• National Drug Help Hotline 1-800-662-4357
• National Alcohol and Drug Abuse 1-800-234-1253


1. Physicians Desk Reference 57th ed. Montvale, NJ: Thomson PDR; 2004: 3143
2. King JC, Substance abuse in pregnancy. A bigger problem than you think. Postgrad Med.1997;102(3):135-7, 140-5, 149-50.
Accessed 10/26/05
3. Using Illegal Street Drugs During Pregnancy. American Pregnancy Association
Accesed: 10/26/05
4. Bateman DN, et al. A case control study to examine the pharmacological factors underlying ventricular septal defects in the North of England.Eur J Clin Pharmacol. 2004 ;60(9):635-41.PUBMED
5. Werler MM, Sheehan JE, Mitchell AA.Association of vasoconstrictive exposures with risks of gastroschisis and small intestinal atresia.Epidemiology. 2003;14:349-54.PUBMED
6. Thomas DB Cleft palate, mortality and morbidity in infants of substance abusing mothers.J Paediatr Child Health.1995 ;31:457-60.
PMID: 8554869.PUBMED
7. Little BB, Snell LM, Gilstrap LC. Methamphetamine abuse during pregnancy: outcome and fetal effects.Obstet Gynecol.1988 ;72:541-4. PUBMED
8. Shaw GM, Velie EM, Morland KB. Parental recreational drug use and risk for neural tube defects.Am J Epidemiol. 1996;144:1155-60.PUBMED
9. Oro AS, Dixon SD. Perinatal cocaine and methamphetamine exposure: maternal and neonatal correlates. J Pediatr.1987(4);111:571-8.J Pediatr.1987;111(4):571-8.PUBMED
10. Naeye RL Maternal use of dextroamphetamine and growth of the fetus.Pharmacology.1983;26(2):117-20.PUBMED
11. Ramer CM . The case history of an infant born to an amphetamine-addicted mother.Clin Pediatr (Phila).1974;13:596-7. PUBMED
12. Smith L, et al.Effects of prenatal methamphetamine exposure on fetal growth and drug withdrawal symptoms in infants born at term.J Dev Behav Pediatr.2003 ;24(1):17-23PUBMED
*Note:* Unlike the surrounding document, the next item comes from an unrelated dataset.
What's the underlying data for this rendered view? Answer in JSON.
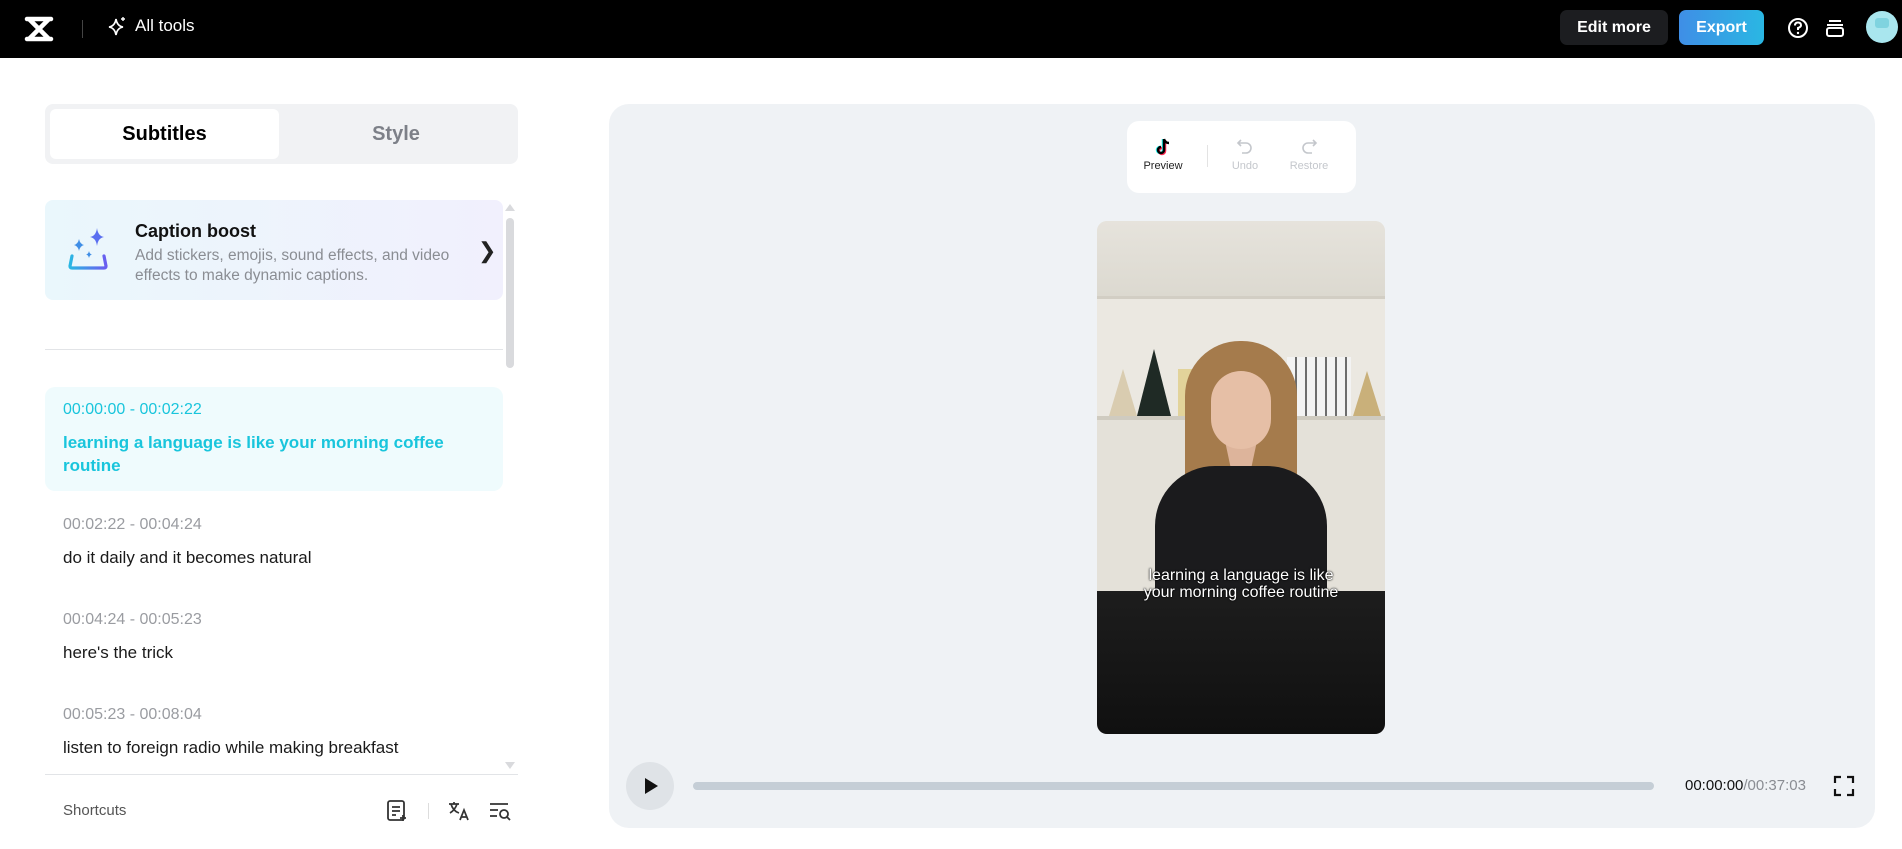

Created: 1/2/2005

Home | About | Disclaimer | Privacy | Contact

Copyright © 2005-2009 by Focus Information Technology. All rights reserved.